What this task involves: Set the listing down unchanged, minus every embedded image.

Materials provided:
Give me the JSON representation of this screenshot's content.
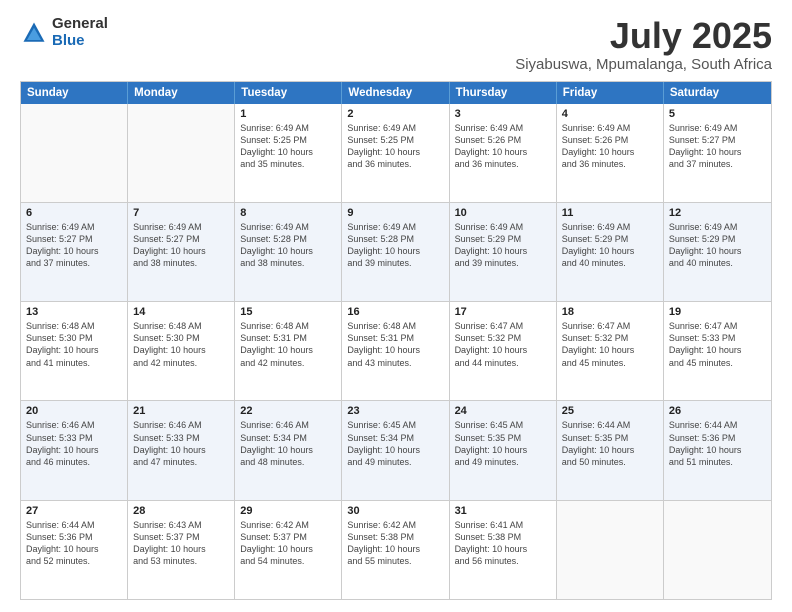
{
  "logo": {
    "general": "General",
    "blue": "Blue"
  },
  "title": "July 2025",
  "subtitle": "Siyabuswa, Mpumalanga, South Africa",
  "header_days": [
    "Sunday",
    "Monday",
    "Tuesday",
    "Wednesday",
    "Thursday",
    "Friday",
    "Saturday"
  ],
  "rows": [
    [
      {
        "day": "",
        "text": ""
      },
      {
        "day": "",
        "text": ""
      },
      {
        "day": "1",
        "text": "Sunrise: 6:49 AM\nSunset: 5:25 PM\nDaylight: 10 hours\nand 35 minutes."
      },
      {
        "day": "2",
        "text": "Sunrise: 6:49 AM\nSunset: 5:25 PM\nDaylight: 10 hours\nand 36 minutes."
      },
      {
        "day": "3",
        "text": "Sunrise: 6:49 AM\nSunset: 5:26 PM\nDaylight: 10 hours\nand 36 minutes."
      },
      {
        "day": "4",
        "text": "Sunrise: 6:49 AM\nSunset: 5:26 PM\nDaylight: 10 hours\nand 36 minutes."
      },
      {
        "day": "5",
        "text": "Sunrise: 6:49 AM\nSunset: 5:27 PM\nDaylight: 10 hours\nand 37 minutes."
      }
    ],
    [
      {
        "day": "6",
        "text": "Sunrise: 6:49 AM\nSunset: 5:27 PM\nDaylight: 10 hours\nand 37 minutes."
      },
      {
        "day": "7",
        "text": "Sunrise: 6:49 AM\nSunset: 5:27 PM\nDaylight: 10 hours\nand 38 minutes."
      },
      {
        "day": "8",
        "text": "Sunrise: 6:49 AM\nSunset: 5:28 PM\nDaylight: 10 hours\nand 38 minutes."
      },
      {
        "day": "9",
        "text": "Sunrise: 6:49 AM\nSunset: 5:28 PM\nDaylight: 10 hours\nand 39 minutes."
      },
      {
        "day": "10",
        "text": "Sunrise: 6:49 AM\nSunset: 5:29 PM\nDaylight: 10 hours\nand 39 minutes."
      },
      {
        "day": "11",
        "text": "Sunrise: 6:49 AM\nSunset: 5:29 PM\nDaylight: 10 hours\nand 40 minutes."
      },
      {
        "day": "12",
        "text": "Sunrise: 6:49 AM\nSunset: 5:29 PM\nDaylight: 10 hours\nand 40 minutes."
      }
    ],
    [
      {
        "day": "13",
        "text": "Sunrise: 6:48 AM\nSunset: 5:30 PM\nDaylight: 10 hours\nand 41 minutes."
      },
      {
        "day": "14",
        "text": "Sunrise: 6:48 AM\nSunset: 5:30 PM\nDaylight: 10 hours\nand 42 minutes."
      },
      {
        "day": "15",
        "text": "Sunrise: 6:48 AM\nSunset: 5:31 PM\nDaylight: 10 hours\nand 42 minutes."
      },
      {
        "day": "16",
        "text": "Sunrise: 6:48 AM\nSunset: 5:31 PM\nDaylight: 10 hours\nand 43 minutes."
      },
      {
        "day": "17",
        "text": "Sunrise: 6:47 AM\nSunset: 5:32 PM\nDaylight: 10 hours\nand 44 minutes."
      },
      {
        "day": "18",
        "text": "Sunrise: 6:47 AM\nSunset: 5:32 PM\nDaylight: 10 hours\nand 45 minutes."
      },
      {
        "day": "19",
        "text": "Sunrise: 6:47 AM\nSunset: 5:33 PM\nDaylight: 10 hours\nand 45 minutes."
      }
    ],
    [
      {
        "day": "20",
        "text": "Sunrise: 6:46 AM\nSunset: 5:33 PM\nDaylight: 10 hours\nand 46 minutes."
      },
      {
        "day": "21",
        "text": "Sunrise: 6:46 AM\nSunset: 5:33 PM\nDaylight: 10 hours\nand 47 minutes."
      },
      {
        "day": "22",
        "text": "Sunrise: 6:46 AM\nSunset: 5:34 PM\nDaylight: 10 hours\nand 48 minutes."
      },
      {
        "day": "23",
        "text": "Sunrise: 6:45 AM\nSunset: 5:34 PM\nDaylight: 10 hours\nand 49 minutes."
      },
      {
        "day": "24",
        "text": "Sunrise: 6:45 AM\nSunset: 5:35 PM\nDaylight: 10 hours\nand 49 minutes."
      },
      {
        "day": "25",
        "text": "Sunrise: 6:44 AM\nSunset: 5:35 PM\nDaylight: 10 hours\nand 50 minutes."
      },
      {
        "day": "26",
        "text": "Sunrise: 6:44 AM\nSunset: 5:36 PM\nDaylight: 10 hours\nand 51 minutes."
      }
    ],
    [
      {
        "day": "27",
        "text": "Sunrise: 6:44 AM\nSunset: 5:36 PM\nDaylight: 10 hours\nand 52 minutes."
      },
      {
        "day": "28",
        "text": "Sunrise: 6:43 AM\nSunset: 5:37 PM\nDaylight: 10 hours\nand 53 minutes."
      },
      {
        "day": "29",
        "text": "Sunrise: 6:42 AM\nSunset: 5:37 PM\nDaylight: 10 hours\nand 54 minutes."
      },
      {
        "day": "30",
        "text": "Sunrise: 6:42 AM\nSunset: 5:38 PM\nDaylight: 10 hours\nand 55 minutes."
      },
      {
        "day": "31",
        "text": "Sunrise: 6:41 AM\nSunset: 5:38 PM\nDaylight: 10 hours\nand 56 minutes."
      },
      {
        "day": "",
        "text": ""
      },
      {
        "day": "",
        "text": ""
      }
    ]
  ]
}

Answer for the task:
Give me the JSON representation of this screenshot's content.
{
  "logo": {
    "general": "General",
    "blue": "Blue"
  },
  "title": "July 2025",
  "subtitle": "Siyabuswa, Mpumalanga, South Africa",
  "header_days": [
    "Sunday",
    "Monday",
    "Tuesday",
    "Wednesday",
    "Thursday",
    "Friday",
    "Saturday"
  ],
  "rows": [
    [
      {
        "day": "",
        "text": ""
      },
      {
        "day": "",
        "text": ""
      },
      {
        "day": "1",
        "text": "Sunrise: 6:49 AM\nSunset: 5:25 PM\nDaylight: 10 hours\nand 35 minutes."
      },
      {
        "day": "2",
        "text": "Sunrise: 6:49 AM\nSunset: 5:25 PM\nDaylight: 10 hours\nand 36 minutes."
      },
      {
        "day": "3",
        "text": "Sunrise: 6:49 AM\nSunset: 5:26 PM\nDaylight: 10 hours\nand 36 minutes."
      },
      {
        "day": "4",
        "text": "Sunrise: 6:49 AM\nSunset: 5:26 PM\nDaylight: 10 hours\nand 36 minutes."
      },
      {
        "day": "5",
        "text": "Sunrise: 6:49 AM\nSunset: 5:27 PM\nDaylight: 10 hours\nand 37 minutes."
      }
    ],
    [
      {
        "day": "6",
        "text": "Sunrise: 6:49 AM\nSunset: 5:27 PM\nDaylight: 10 hours\nand 37 minutes."
      },
      {
        "day": "7",
        "text": "Sunrise: 6:49 AM\nSunset: 5:27 PM\nDaylight: 10 hours\nand 38 minutes."
      },
      {
        "day": "8",
        "text": "Sunrise: 6:49 AM\nSunset: 5:28 PM\nDaylight: 10 hours\nand 38 minutes."
      },
      {
        "day": "9",
        "text": "Sunrise: 6:49 AM\nSunset: 5:28 PM\nDaylight: 10 hours\nand 39 minutes."
      },
      {
        "day": "10",
        "text": "Sunrise: 6:49 AM\nSunset: 5:29 PM\nDaylight: 10 hours\nand 39 minutes."
      },
      {
        "day": "11",
        "text": "Sunrise: 6:49 AM\nSunset: 5:29 PM\nDaylight: 10 hours\nand 40 minutes."
      },
      {
        "day": "12",
        "text": "Sunrise: 6:49 AM\nSunset: 5:29 PM\nDaylight: 10 hours\nand 40 minutes."
      }
    ],
    [
      {
        "day": "13",
        "text": "Sunrise: 6:48 AM\nSunset: 5:30 PM\nDaylight: 10 hours\nand 41 minutes."
      },
      {
        "day": "14",
        "text": "Sunrise: 6:48 AM\nSunset: 5:30 PM\nDaylight: 10 hours\nand 42 minutes."
      },
      {
        "day": "15",
        "text": "Sunrise: 6:48 AM\nSunset: 5:31 PM\nDaylight: 10 hours\nand 42 minutes."
      },
      {
        "day": "16",
        "text": "Sunrise: 6:48 AM\nSunset: 5:31 PM\nDaylight: 10 hours\nand 43 minutes."
      },
      {
        "day": "17",
        "text": "Sunrise: 6:47 AM\nSunset: 5:32 PM\nDaylight: 10 hours\nand 44 minutes."
      },
      {
        "day": "18",
        "text": "Sunrise: 6:47 AM\nSunset: 5:32 PM\nDaylight: 10 hours\nand 45 minutes."
      },
      {
        "day": "19",
        "text": "Sunrise: 6:47 AM\nSunset: 5:33 PM\nDaylight: 10 hours\nand 45 minutes."
      }
    ],
    [
      {
        "day": "20",
        "text": "Sunrise: 6:46 AM\nSunset: 5:33 PM\nDaylight: 10 hours\nand 46 minutes."
      },
      {
        "day": "21",
        "text": "Sunrise: 6:46 AM\nSunset: 5:33 PM\nDaylight: 10 hours\nand 47 minutes."
      },
      {
        "day": "22",
        "text": "Sunrise: 6:46 AM\nSunset: 5:34 PM\nDaylight: 10 hours\nand 48 minutes."
      },
      {
        "day": "23",
        "text": "Sunrise: 6:45 AM\nSunset: 5:34 PM\nDaylight: 10 hours\nand 49 minutes."
      },
      {
        "day": "24",
        "text": "Sunrise: 6:45 AM\nSunset: 5:35 PM\nDaylight: 10 hours\nand 49 minutes."
      },
      {
        "day": "25",
        "text": "Sunrise: 6:44 AM\nSunset: 5:35 PM\nDaylight: 10 hours\nand 50 minutes."
      },
      {
        "day": "26",
        "text": "Sunrise: 6:44 AM\nSunset: 5:36 PM\nDaylight: 10 hours\nand 51 minutes."
      }
    ],
    [
      {
        "day": "27",
        "text": "Sunrise: 6:44 AM\nSunset: 5:36 PM\nDaylight: 10 hours\nand 52 minutes."
      },
      {
        "day": "28",
        "text": "Sunrise: 6:43 AM\nSunset: 5:37 PM\nDaylight: 10 hours\nand 53 minutes."
      },
      {
        "day": "29",
        "text": "Sunrise: 6:42 AM\nSunset: 5:37 PM\nDaylight: 10 hours\nand 54 minutes."
      },
      {
        "day": "30",
        "text": "Sunrise: 6:42 AM\nSunset: 5:38 PM\nDaylight: 10 hours\nand 55 minutes."
      },
      {
        "day": "31",
        "text": "Sunrise: 6:41 AM\nSunset: 5:38 PM\nDaylight: 10 hours\nand 56 minutes."
      },
      {
        "day": "",
        "text": ""
      },
      {
        "day": "",
        "text": ""
      }
    ]
  ]
}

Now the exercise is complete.